Bob Read is the Education and Training Foundation’s (ETF’s) Regional Specialist Lead (RSL) for Maths and English in the eastern region. He works with a range of practitioners who are adapting to the daily challenges of teaching maths and English programmes in the context of the current Coronavirus pandemic. For this fifth in a series of experience-sharing interviews with practitioners he talks to Chris Holsborough, ‘Coordinator in GCSE English at Oaklands College, Hertfordshire.
Bob: What kind of delivery model have you been using this term?
Chris: For our 16–18 English learners we have created our own pre-recorded lessons that learners can access through our Canvas learning platform. They are normally a mixture of a screencast with quizzes and other activity formats and these asynchronous sessions are followed by what we call ‘Masterclasses’. These are live lessons when the teacher will go back over the course material with learners, checking their understanding and getting feedback via the chat pane or microphones. We also signpost learners to materials on the Century platform that cover the particular topics they need to revise.
Bob: How’s it all working out?
Chris: It’s been a real challenge to learn to create online materials and lessons but for me it’s been an enjoyable professional development opportunity, learning how to use Office 365 more fully, record screencasts and create quizzes using MS Forms. What’s been encouraging has been the slow but steady increase in learner attendance. We had low engagement at the beginning, about 12% but now that’s risen to about 65%.
Bob: What’s helped to improve attendance?
Chris: I think you just need to accept that whilst teaching online is very different, you still need to take time to build relationships with learners, even if it’s just picking up on a comment in the chat pane, for example, about a student’s interest in BMX bikes. That kind of conversation happens naturally in face to face teaching but online in our Masterclasses I have learned to look out for and make the most of whatever opportunities occur.
Bob: What else seems to make a difference?

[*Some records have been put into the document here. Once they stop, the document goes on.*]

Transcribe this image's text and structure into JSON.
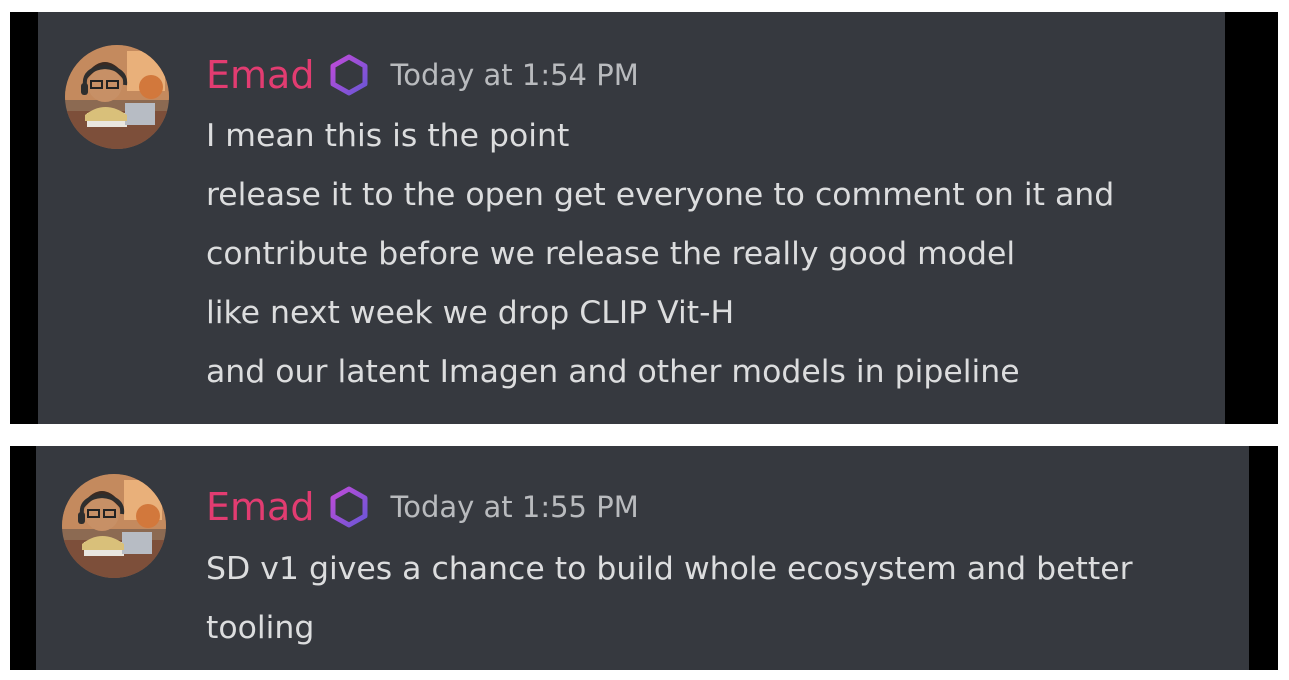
{
  "messages": [
    {
      "author": "Emad",
      "avatar_icon": "avatar-cartoon-person-icon",
      "role_icon": "hexagon-role-icon",
      "timestamp": "Today at 1:54 PM",
      "lines": [
        "I mean this is the point",
        "release it to the open get everyone to comment on it and",
        "contribute before we release the really good model",
        "like next week we drop CLIP Vit-H",
        "and our latent Imagen and other models in pipeline"
      ]
    },
    {
      "author": "Emad",
      "avatar_icon": "avatar-cartoon-person-icon",
      "role_icon": "hexagon-role-icon",
      "timestamp": "Today at 1:55 PM",
      "lines": [
        "SD v1 gives a chance to build whole ecosystem and better",
        "tooling"
      ]
    }
  ],
  "colors": {
    "username": "#e23c71",
    "background": "#36393f",
    "text": "#dcddde",
    "timestamp": "#b9bbbe"
  }
}
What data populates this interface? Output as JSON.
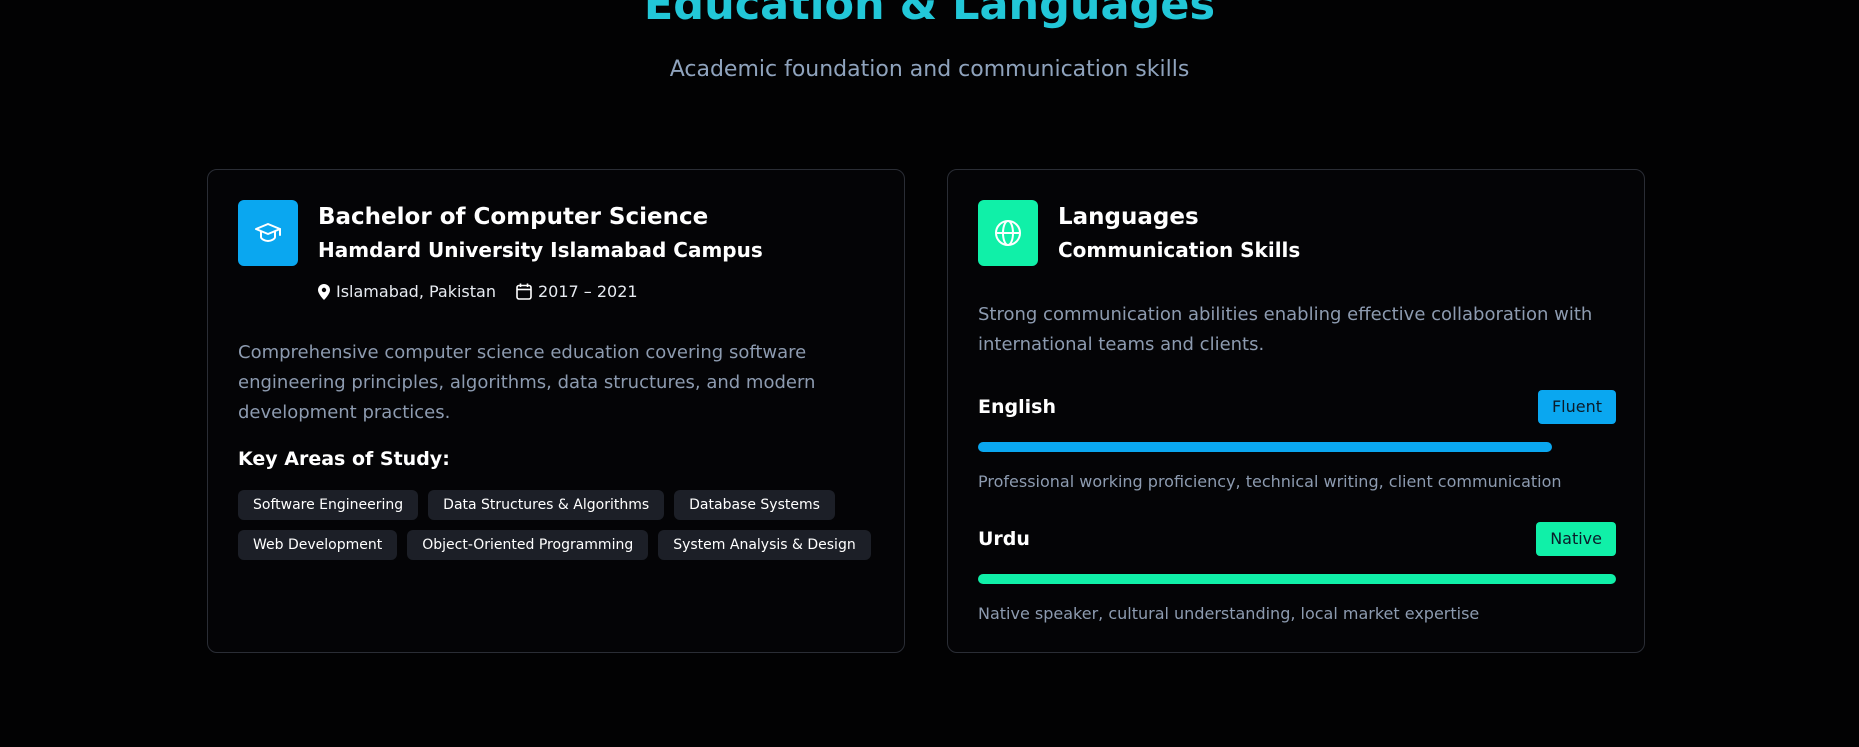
{
  "header": {
    "title": "Education & Languages",
    "subtitle": "Academic foundation and communication skills"
  },
  "education": {
    "icon": "graduation-cap-icon",
    "degree": "Bachelor of Computer Science",
    "institution": "Hamdard University Islamabad Campus",
    "location": "Islamabad, Pakistan",
    "period": "2017 – 2021",
    "description": "Comprehensive computer science education covering software engineering principles, algorithms, data structures, and modern development practices.",
    "areas_heading": "Key Areas of Study:",
    "areas": [
      "Software Engineering",
      "Data Structures & Algorithms",
      "Database Systems",
      "Web Development",
      "Object-Oriented Programming",
      "System Analysis & Design"
    ]
  },
  "languages": {
    "icon": "globe-icon",
    "title": "Languages",
    "subtitle": "Communication Skills",
    "description": "Strong communication abilities enabling effective collaboration with international teams and clients.",
    "items": [
      {
        "name": "English",
        "level": "Fluent",
        "proficiency": 0.9,
        "note": "Professional working proficiency, technical writing, client communication"
      },
      {
        "name": "Urdu",
        "level": "Native",
        "proficiency": 1.0,
        "note": "Native speaker, cultural understanding, local market expertise"
      }
    ]
  },
  "colors": {
    "accent_title": "#22c7d8",
    "education_accent": "#0aa7f0",
    "languages_accent": "#10f0a8"
  }
}
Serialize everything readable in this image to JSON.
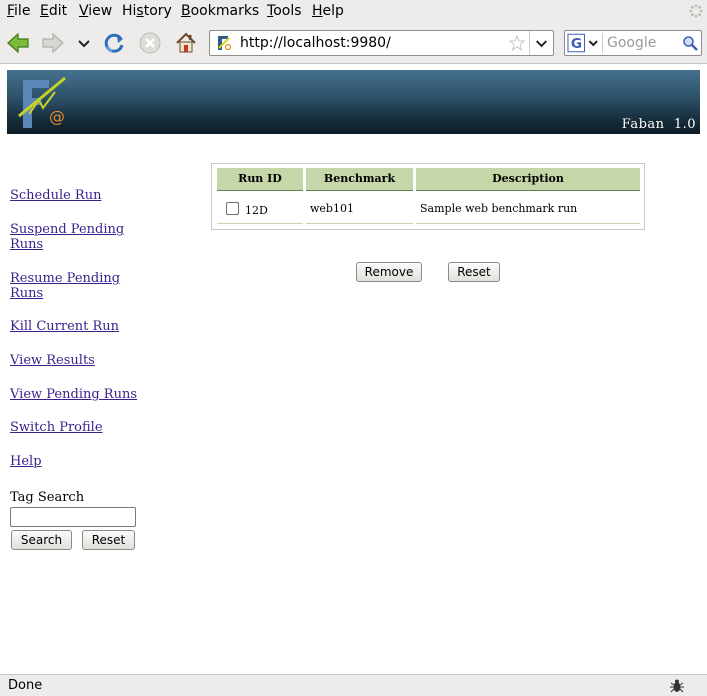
{
  "menubar": {
    "items": [
      {
        "label": "File",
        "u": "F",
        "rest": "ile"
      },
      {
        "label": "Edit",
        "u": "E",
        "rest": "dit"
      },
      {
        "label": "View",
        "u": "V",
        "rest": "iew"
      },
      {
        "label": "History",
        "u": "s",
        "pre": "Hi",
        "rest": "tory"
      },
      {
        "label": "Bookmarks",
        "u": "B",
        "rest": "ookmarks"
      },
      {
        "label": "Tools",
        "u": "T",
        "rest": "ools"
      },
      {
        "label": "Help",
        "u": "H",
        "rest": "elp"
      }
    ]
  },
  "toolbar": {
    "url": "http://localhost:9980/",
    "search_placeholder": "Google"
  },
  "banner": {
    "brand": "Faban  1.0"
  },
  "sidebar": {
    "links": [
      "Schedule Run",
      "Suspend Pending Runs",
      "Resume Pending Runs",
      "Kill Current Run",
      "View Results",
      "View Pending Runs",
      "Switch Profile",
      "Help"
    ],
    "tag_search_label": "Tag Search",
    "tag_search_value": "",
    "search_button": "Search",
    "reset_button": "Reset"
  },
  "runs": {
    "columns": [
      "Run ID",
      "Benchmark",
      "Description"
    ],
    "rows": [
      {
        "run_id": "12D",
        "benchmark": "web101",
        "description": "Sample web benchmark run",
        "checked": false
      }
    ],
    "remove_button": "Remove",
    "reset_button": "Reset"
  },
  "status": {
    "text": "Done"
  },
  "colors": {
    "link": "#3a1f8c",
    "table_header": "#c5d6a8",
    "banner_top": "#46728f",
    "banner_bottom": "#0d1c26"
  }
}
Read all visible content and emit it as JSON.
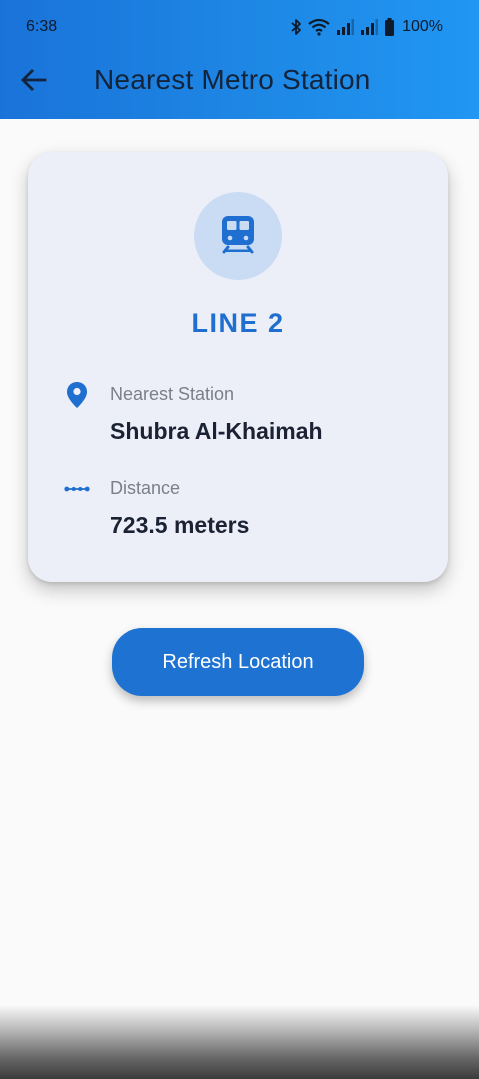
{
  "status_bar": {
    "time": "6:38",
    "battery_percent": "100%",
    "icons": [
      "bluetooth-icon",
      "wifi-icon",
      "signal-icon",
      "signal-icon",
      "battery-icon"
    ]
  },
  "app_bar": {
    "title": "Nearest Metro Station",
    "back_icon": "arrow-left-icon",
    "colors": {
      "gradient_start": "#1a73d9",
      "gradient_end": "#2196f3"
    }
  },
  "card": {
    "icon": "train-icon",
    "line_label": "LINE 2",
    "station": {
      "icon": "location-pin-icon",
      "label": "Nearest Station",
      "value": "Shubra Al-Khaimah"
    },
    "distance": {
      "icon": "route-dots-icon",
      "label": "Distance",
      "value": "723.5 meters"
    },
    "colors": {
      "accent": "#1e6fd0",
      "background": "#eceff8"
    }
  },
  "actions": {
    "refresh_label": "Refresh Location"
  }
}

Chris: Students like the immediate interaction in the Masterclassess and we try to personalise feedback as much as we can. I always have an administrator who helps me to keep an eye on chat messages which really helps. We try to use visualisers when we can to model skills and we try to make them interactive by using Q & A in different ways. I also wonder if some learners who would have been anxious in a classroom setting are actually happier working with us online. We won’t know that until the end of the course when we can take a wider view of the feedback we have received from learners.
Bob: Are there particular teaching strategies that you find work well?
Chris: We are trying to adapt some strategies that we know work well in the classroom for use online. For example, when using pictures as a stimulus for creative writing we often use the ‘before, before, after, after’ strategy that we picked up from one of the ETF GCSE workshop sessions that we attended earlier this year. And in one of the regional English practitioners network sessions I found out about the self-assessment resources on Litdrive that we have adapted for use in helping learners to have a go at marking their own work.
Bob: What have been some of the challenges for you as a teacher in moving to online teaching?
Chris: For us as a team there is still the sense that we haven’t actually ‘met’ the learners. For example, when we welcomed learners to the college for their November re-sit exams, there wasn’t the usual chat and the banter with the students because we hadn’t met them face to face before. Having said that, I feel really proud that we’ve got students this far in what are very unusual and difficult circumstances. Marking and responding to written work online also continues to be an ongoing challenge but we are being creative and are piloting a new way of giving feedback to learners over a 4 week cycle by sampling 25% of their work and then creating a resource that addresses the most common errors in a particular topic area.
Bob: What have been some of the challenges for your learners in moving to online provision?
Chris: Connectivity is often an issue for learners accessing lessons at home. Some don’t have the hardware whilst others worry about data usage. And many just lack the IT skills that they need for online study. Given the low motivation levels amongst our GCSE re-sit learners these are additional barriers that we are just having accept and try to overcome as best we can.
Bob: And finally, if you could go back to just before the start of term, what would you do differently?
Chris: I think that I would try to extend the induction programme that we used to introduce students to the Canvas platform. It’s become clear that they needed much more support with the IT skills for online study. We did record some video tutorials about Canvas which our students could access and we do have in place support tutors in our Learning Resource Centre who are ready to help with IT skills, but perhaps we should have provided more face to face support in the first two or three weeks of term.
To find out more about the ETF Regional Specialist Leads and network opportunities for practitioners please visit the RSLs page on the website. Details of the ETF’s comprehensive range of support for maths and English delivery are available on the programme page.
If you would like to contact Chris to find out more about his approach to online English teaching at Oaklands College, please email him at: Chris.Holsborough@oaklands.ac.uk.
The first four interviews in the series remain available on the ETF website. They featured: